Known for their half-brain slumber sleeping method, Dolphins keep one hemisphere of their brain awake to remain vigilant. The resultant sleep anxiety prevents them from resting on time and waking up early. But once they are awake, there’s no stopping them. They have a remarkable ability to not just make the most of wakeful hours, but tend to do crucial tasks at night with the same level of focus. Approximately, 10 percent of the population falls under this category. The Dolphins are known for their bursts of energy during mid-morning and late afternoon. “They are agile, proactive, and excel in critical thinking and problem-solving,” says Bengaluru-based Arouba Kabir, mental health counsellor and founder of Enso Wellness, who also specialises in sleep disorders.
General temperament: Sharp-minded, known for their sporadic bursts of productivity, easily distracted due to sleep anxiety
Chrono hack: Strategic napping can go a long way in improving focus without impairing nighttime sleep.
Close to 55 percent of the population falls under the Bear chronotype. For them, quality sleep is important, especially one aligned with the conventional light-dark cycle. “For these high-energy extroverts, a good night’s sleep enables them to make their waking hours productive. They don’t have difficulty waking up early and their peak cognitive period starts as early as 30 minutes after leaving bed, lasting until noon. It is only post-lunch that the Bear experiences a slump, usually between 2 to 4 pm, when drowsiness takes over.
A quick nap or an express workout can help with it,” says Dr Shukla.
General temperament: Outgoing, enthusiastic, a strong preference for consistent routines.
Chrono hack: Creating a comfortable sleep environment to be able to fulfil the seven- to nine-hour restorative sleep requirement will be helpful.
Contrary to conventional sleep cycles, the wolf prefers to wake up late and make the most of the afternoon or evening hours. “They require more sleep than others and often need a strong jolt to push them out of slumber in the morning. This is a function of their genetic variation related to the PER3 gene that delays the sleep phase. They can also be sensitive to artificial light that further impacts their circadian rhythms,” says Kabir. Comprising 20 percent of the population, this segment is known for their creative aptitude, but can also be quite impulsive.
General temperament: Insightful, non-conformist, risk-takers

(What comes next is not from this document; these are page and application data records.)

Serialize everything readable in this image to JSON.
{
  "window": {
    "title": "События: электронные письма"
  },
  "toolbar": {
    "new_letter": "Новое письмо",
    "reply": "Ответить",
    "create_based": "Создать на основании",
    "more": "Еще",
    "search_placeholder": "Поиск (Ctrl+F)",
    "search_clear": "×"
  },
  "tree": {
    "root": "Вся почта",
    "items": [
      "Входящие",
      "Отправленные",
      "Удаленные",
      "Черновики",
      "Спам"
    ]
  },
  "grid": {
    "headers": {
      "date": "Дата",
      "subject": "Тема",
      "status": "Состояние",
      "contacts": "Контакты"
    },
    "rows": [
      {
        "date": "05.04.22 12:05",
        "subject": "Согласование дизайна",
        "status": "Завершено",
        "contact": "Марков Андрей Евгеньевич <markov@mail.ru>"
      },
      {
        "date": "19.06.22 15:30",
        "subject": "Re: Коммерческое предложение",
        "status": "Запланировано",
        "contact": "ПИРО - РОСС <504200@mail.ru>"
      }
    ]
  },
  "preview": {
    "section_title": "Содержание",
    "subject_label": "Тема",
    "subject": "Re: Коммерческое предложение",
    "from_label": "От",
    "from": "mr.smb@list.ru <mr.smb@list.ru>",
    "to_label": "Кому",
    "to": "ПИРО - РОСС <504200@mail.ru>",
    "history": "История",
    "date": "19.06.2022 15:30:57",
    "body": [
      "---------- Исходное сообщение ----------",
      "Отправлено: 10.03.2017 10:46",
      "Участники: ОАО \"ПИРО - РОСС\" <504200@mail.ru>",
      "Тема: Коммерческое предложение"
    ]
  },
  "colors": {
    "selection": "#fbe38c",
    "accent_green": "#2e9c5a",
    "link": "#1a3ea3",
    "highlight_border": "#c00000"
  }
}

Chrono hack: Make sure not to skip breakfast as it can affect the sense of inertia and stupor. The meal provides essential energy to combat sluggishness. Consider scheduling important meetings and discussions for the latter part of the day.